15 CREDITS | AUTUMN TERM
This interdisciplinary course focuses on problems of poverty and human development. As a student you will learn about key issues and problems of development as well as different theoretical perspectives developed to increase our understanding of the preconditions for and content of development.
Current Key Issues in Development Studies
This course is about development and sustainability in times of poverty, inequality and climate change. It is interdisciplinary and attracts students from several social science disciplines and teachers from several departments at Lund University.
A major question addressed throughout the course is why there is poverty amidst plenty despite numerous development policies and comprehensive knowledge about inequality.
In the course we will highlight, discuss, and analyse current key issues in and for development and sustainability such as climate change, food production and distribution, global health, work and labour, democracy and governance, and intersectional inequalities based on age, class, gender, ethnicity, sex, and space.
Beyond these issues, the course offers an overview and critical scrutiny of development theory and the development discourse in a historical and social context. In the light of theoretical perspectives you will have the opportunity to deepen your understanding of a range of current and longterm development issues and new sustainability challenges.
The overall aim in this course is to acquire knowledge and skills to critically examine, assess and understand theories, current issues, and long-term debates in development as well as changes over time in relation to various human-environmental conditions. In your own work, and informed by theory and history, you will explore aspects of the issues and their interconnections in further detail.

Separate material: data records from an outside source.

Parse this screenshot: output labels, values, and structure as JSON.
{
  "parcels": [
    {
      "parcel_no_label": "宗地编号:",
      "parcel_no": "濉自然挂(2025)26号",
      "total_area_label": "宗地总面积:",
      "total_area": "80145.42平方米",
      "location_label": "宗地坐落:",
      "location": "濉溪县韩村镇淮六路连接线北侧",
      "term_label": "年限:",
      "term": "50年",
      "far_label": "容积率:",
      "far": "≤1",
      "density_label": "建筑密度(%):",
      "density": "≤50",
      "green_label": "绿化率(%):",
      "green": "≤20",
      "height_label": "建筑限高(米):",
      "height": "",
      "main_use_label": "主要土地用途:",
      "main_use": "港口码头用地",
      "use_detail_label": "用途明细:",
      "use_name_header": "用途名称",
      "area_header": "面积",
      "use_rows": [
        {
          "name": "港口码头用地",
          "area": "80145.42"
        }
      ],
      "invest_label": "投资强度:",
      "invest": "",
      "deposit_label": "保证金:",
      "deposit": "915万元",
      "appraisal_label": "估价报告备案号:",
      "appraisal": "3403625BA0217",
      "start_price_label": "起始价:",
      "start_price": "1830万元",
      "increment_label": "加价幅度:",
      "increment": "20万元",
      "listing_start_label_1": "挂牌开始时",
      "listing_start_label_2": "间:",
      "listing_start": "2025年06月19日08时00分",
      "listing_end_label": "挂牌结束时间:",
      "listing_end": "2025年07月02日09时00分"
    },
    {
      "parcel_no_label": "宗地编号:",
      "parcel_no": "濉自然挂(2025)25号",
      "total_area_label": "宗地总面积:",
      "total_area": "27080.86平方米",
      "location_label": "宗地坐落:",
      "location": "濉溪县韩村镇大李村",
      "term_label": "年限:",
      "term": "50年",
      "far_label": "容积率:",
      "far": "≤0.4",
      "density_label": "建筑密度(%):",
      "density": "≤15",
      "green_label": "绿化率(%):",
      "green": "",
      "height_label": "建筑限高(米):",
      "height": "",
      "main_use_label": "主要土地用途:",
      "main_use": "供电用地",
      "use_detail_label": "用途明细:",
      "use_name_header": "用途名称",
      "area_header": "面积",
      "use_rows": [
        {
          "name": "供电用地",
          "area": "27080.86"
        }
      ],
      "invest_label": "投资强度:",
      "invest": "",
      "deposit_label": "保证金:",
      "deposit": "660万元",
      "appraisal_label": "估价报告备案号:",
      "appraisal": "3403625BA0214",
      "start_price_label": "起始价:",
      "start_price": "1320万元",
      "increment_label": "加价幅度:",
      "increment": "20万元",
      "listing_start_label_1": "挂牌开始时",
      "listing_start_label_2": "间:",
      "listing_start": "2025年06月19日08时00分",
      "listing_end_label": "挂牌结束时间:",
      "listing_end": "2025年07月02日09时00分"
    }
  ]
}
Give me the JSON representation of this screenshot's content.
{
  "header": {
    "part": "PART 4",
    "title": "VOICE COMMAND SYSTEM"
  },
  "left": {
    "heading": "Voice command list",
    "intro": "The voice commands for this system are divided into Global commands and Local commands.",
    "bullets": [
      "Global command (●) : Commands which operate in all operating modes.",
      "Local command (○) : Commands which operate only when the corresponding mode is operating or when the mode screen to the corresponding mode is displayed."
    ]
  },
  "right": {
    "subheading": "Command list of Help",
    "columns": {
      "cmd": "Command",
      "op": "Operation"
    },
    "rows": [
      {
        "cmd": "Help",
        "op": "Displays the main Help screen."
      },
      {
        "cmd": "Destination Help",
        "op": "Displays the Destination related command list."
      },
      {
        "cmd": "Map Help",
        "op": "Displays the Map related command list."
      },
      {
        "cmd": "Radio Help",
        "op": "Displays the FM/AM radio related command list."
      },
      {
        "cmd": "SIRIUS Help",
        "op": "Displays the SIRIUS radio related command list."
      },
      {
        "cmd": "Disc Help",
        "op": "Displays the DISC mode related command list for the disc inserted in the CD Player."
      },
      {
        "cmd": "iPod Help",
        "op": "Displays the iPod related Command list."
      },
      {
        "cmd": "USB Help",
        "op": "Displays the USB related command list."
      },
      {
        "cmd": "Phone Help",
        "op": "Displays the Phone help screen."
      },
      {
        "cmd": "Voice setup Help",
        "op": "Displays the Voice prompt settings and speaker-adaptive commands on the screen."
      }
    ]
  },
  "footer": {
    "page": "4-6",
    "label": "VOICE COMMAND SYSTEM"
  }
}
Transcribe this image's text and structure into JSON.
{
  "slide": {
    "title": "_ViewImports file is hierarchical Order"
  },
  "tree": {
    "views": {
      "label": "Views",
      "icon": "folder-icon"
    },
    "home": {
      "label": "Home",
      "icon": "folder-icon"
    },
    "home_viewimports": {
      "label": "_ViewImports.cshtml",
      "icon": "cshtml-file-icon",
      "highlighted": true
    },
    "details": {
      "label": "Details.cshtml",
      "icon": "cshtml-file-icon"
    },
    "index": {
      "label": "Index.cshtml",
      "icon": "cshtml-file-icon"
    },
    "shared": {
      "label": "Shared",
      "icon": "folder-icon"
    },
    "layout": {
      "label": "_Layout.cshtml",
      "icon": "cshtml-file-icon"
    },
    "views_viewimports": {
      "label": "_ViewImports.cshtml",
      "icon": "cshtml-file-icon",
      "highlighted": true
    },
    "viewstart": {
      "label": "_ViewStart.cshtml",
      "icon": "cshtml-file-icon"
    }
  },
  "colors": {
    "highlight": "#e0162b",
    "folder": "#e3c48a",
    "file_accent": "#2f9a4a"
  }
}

This will promote self-directed and inquiry-based learning and enhance your understanding of development in theory and practice.
The course educates students for research and for professional development work in government agencies, business, NGOs, think tanks, etc. A critical social science approach should prepare you not only for third cycle studies but also for contributions to human development and sustainability, be it as a researcher or as a policymaker, practitioner, or trainer.
In the Words of the Course Coordinator
"The teaching team has evolved over the years in order to be able to offer a broad yet specialised introductory course to development studies. The teaching team is multidisciplinary and we have all worked as teachers within the field of development for many years. Collectively we have field experiences from Africa, Asia and South America. Development studies is interdisciplinary in character to begin with, but we try to let our own disciplinary backgrounds colour our teaching, primarily by focus but also theoretically and in view of methodology used in respective discipline. We strive to complement each other in terms of topics and perspectives but also in ways we teach and give feedback. Our hope is that the variation in course design will stimulate a good learning environment that will benefit the students in multiple ways."
Online course platform
This course uses Canvas as the online course platform. The course platform will be opened one week before the course begins to all students who were accepted. Here you will be able to access literature, assignments, announcements, as well as participate in discussions and communicate with teachers.
The course schedule can be found under the course information on the right. Please note that the final version of the schedule will be made available four weeks before the course begins, and changes may occur until that point. A more detailed schedule will be available on the course platform on Canvas.
Excerpts from student evaluations
“I learned a lot during the seminars and broadened my view about how complex development issues are and how many things you have to take into account if you fully want to understand/address them.”
“The most satisfactory aspect of the course was that) we always identified global issues/problems.”